──────── Data for review ────────

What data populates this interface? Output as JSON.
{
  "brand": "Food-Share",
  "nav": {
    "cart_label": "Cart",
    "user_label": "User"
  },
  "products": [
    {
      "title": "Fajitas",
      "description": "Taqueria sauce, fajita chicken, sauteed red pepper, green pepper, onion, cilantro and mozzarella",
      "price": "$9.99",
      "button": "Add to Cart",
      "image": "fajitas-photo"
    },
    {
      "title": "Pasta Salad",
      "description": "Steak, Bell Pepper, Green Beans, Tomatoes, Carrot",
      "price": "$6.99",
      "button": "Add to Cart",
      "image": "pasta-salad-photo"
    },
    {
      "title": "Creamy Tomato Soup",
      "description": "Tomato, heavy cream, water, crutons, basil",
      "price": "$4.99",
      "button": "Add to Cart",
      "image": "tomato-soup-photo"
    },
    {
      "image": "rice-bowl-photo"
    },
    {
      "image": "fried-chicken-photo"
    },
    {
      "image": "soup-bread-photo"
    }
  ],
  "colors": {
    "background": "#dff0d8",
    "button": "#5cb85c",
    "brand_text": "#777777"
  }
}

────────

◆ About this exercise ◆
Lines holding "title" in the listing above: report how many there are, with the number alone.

◆ Solution ◆
3